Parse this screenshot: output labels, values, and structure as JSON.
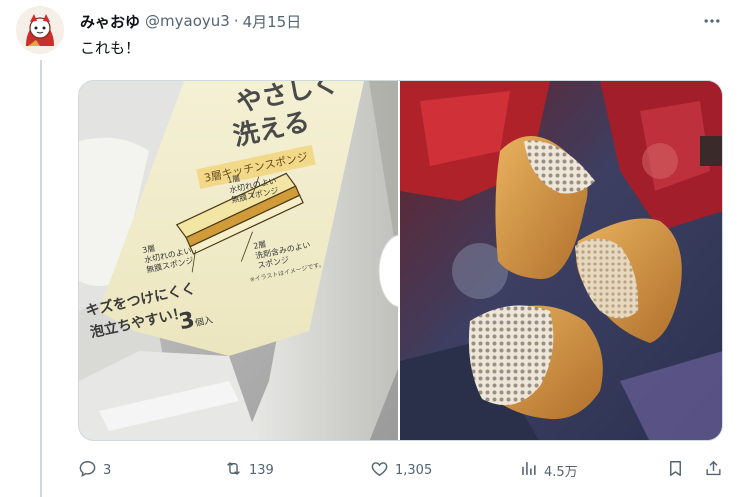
{
  "tweet": {
    "name": "みゃおゆ",
    "handle": "@myaoyu3",
    "separator": "·",
    "date": "4月15日",
    "text": "これも！"
  },
  "package": {
    "title_line1": "やさしく",
    "title_line2": "洗える",
    "subtitle": "3層キッチンスポンジ",
    "layer1_num": "1層",
    "layer1_text1": "水切れのよい",
    "layer1_text2": "無膜スポンジ",
    "layer2_num": "2層",
    "layer2_text1": "洗剤含みのよい",
    "layer2_text2": "スポンジ",
    "layer3_num": "3層",
    "layer3_text1": "水切れのよい",
    "layer3_text2": "無膜スポンジ",
    "note": "※イラストはイメージです。",
    "slogan1": "キズをつけにくく",
    "slogan2": "泡立ちやすい！",
    "count_num": "3",
    "count_unit": "個入"
  },
  "actions": {
    "replies": "3",
    "reposts": "139",
    "likes": "1,305",
    "views": "4.5万"
  },
  "colors": {
    "text_primary": "#0f1419",
    "text_secondary": "#536471",
    "border": "#cfd9de"
  },
  "icons": [
    "more-icon",
    "reply-icon",
    "repost-icon",
    "like-icon",
    "views-icon",
    "bookmark-icon",
    "share-icon"
  ]
}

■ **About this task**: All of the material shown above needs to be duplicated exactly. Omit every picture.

■ **Written reply**:
Parse this screenshot: output labels, values, and structure as JSON.
{
  "tweet": {
    "name": "みゃおゆ",
    "handle": "@myaoyu3",
    "separator": "·",
    "date": "4月15日",
    "text": "これも！"
  },
  "package": {
    "title_line1": "やさしく",
    "title_line2": "洗える",
    "subtitle": "3層キッチンスポンジ",
    "layer1_num": "1層",
    "layer1_text1": "水切れのよい",
    "layer1_text2": "無膜スポンジ",
    "layer2_num": "2層",
    "layer2_text1": "洗剤含みのよい",
    "layer2_text2": "スポンジ",
    "layer3_num": "3層",
    "layer3_text1": "水切れのよい",
    "layer3_text2": "無膜スポンジ",
    "note": "※イラストはイメージです。",
    "slogan1": "キズをつけにくく",
    "slogan2": "泡立ちやすい！",
    "count_num": "3",
    "count_unit": "個入"
  },
  "actions": {
    "replies": "3",
    "reposts": "139",
    "likes": "1,305",
    "views": "4.5万"
  },
  "colors": {
    "text_primary": "#0f1419",
    "text_secondary": "#536471",
    "border": "#cfd9de"
  },
  "icons": [
    "more-icon",
    "reply-icon",
    "repost-icon",
    "like-icon",
    "views-icon",
    "bookmark-icon",
    "share-icon"
  ]
}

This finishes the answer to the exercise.